Currently, no proven test can detect BSE in live animals, but this is an area of significant research. Diagnostic testing for BSE relies on direct examination of brain tissue for abnormalities or assay for the presence of the abnormal form of prion protein (PrPsc). These diagnostic tests are only capable of detecting PrPsc in brain tissue of an infected animal if it is within a few months of the onset of clinical disease.9
When clinically suspect animals are found in the United States, the animals are euthanized, and a brain sample is taken and tested at a USDA-approved state veterinary diagnostic lab. BSE suspect cattle are not allowed into the food supply. All animals exhibiting signs of central nervous system disorders, including animals tested and found negative for rabies, are tested for BSE. Also tested is a representative sample of downer animals and dead animals. The BSE testing protocol calls for an initial rapid test called an Enzyme-Linked Immunosorbent Assay (ELISA).

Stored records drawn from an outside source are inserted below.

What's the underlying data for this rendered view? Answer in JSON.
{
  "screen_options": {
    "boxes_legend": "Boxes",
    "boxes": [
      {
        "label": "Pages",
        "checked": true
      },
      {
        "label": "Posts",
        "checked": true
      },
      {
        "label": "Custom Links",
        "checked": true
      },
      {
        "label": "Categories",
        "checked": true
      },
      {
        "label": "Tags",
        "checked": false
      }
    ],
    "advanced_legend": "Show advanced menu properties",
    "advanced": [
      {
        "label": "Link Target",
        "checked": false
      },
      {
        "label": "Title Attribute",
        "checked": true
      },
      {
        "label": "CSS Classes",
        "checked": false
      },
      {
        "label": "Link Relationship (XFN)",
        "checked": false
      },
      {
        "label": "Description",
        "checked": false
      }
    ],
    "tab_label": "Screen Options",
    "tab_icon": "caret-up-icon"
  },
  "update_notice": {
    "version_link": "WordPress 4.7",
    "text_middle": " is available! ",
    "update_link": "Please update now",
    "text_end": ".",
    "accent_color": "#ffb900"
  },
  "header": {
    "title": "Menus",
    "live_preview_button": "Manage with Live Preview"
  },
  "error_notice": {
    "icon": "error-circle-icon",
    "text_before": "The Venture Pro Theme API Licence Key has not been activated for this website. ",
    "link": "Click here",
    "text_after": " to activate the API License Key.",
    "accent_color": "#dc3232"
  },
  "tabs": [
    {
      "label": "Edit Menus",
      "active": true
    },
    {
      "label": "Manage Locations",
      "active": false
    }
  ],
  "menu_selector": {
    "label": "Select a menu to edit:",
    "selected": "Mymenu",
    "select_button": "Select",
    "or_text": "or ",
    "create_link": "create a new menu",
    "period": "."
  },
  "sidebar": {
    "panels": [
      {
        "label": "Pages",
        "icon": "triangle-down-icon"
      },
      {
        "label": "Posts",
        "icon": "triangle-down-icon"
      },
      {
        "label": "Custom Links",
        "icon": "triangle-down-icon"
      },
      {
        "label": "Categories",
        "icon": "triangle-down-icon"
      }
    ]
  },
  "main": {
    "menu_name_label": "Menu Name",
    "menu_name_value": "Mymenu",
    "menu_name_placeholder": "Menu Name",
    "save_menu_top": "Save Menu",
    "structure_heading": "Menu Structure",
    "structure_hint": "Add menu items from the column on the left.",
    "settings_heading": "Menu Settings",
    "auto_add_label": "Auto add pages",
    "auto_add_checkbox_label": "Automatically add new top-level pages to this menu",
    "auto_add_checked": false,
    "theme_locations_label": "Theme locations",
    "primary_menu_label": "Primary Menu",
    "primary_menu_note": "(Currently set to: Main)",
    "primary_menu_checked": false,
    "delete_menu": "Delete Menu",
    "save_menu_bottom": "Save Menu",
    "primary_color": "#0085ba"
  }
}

If the ELISA test is inconclusive, samples are sent for confirmatory testing to the National Veterinary Services Laboratories (NVSL). An immunohistochemistry test is conducted at NVSL and, concurrently, an OIE-approved Western Blot/immunoblot test is conducted at the National Animal Disease Center (NADC). These tests are designed to detect the presence of BSE-specific abnormal prion protein in the brain tissue. A diagnosis of BSE will be made if either one of the two confirmatory tests results in a positive reaction.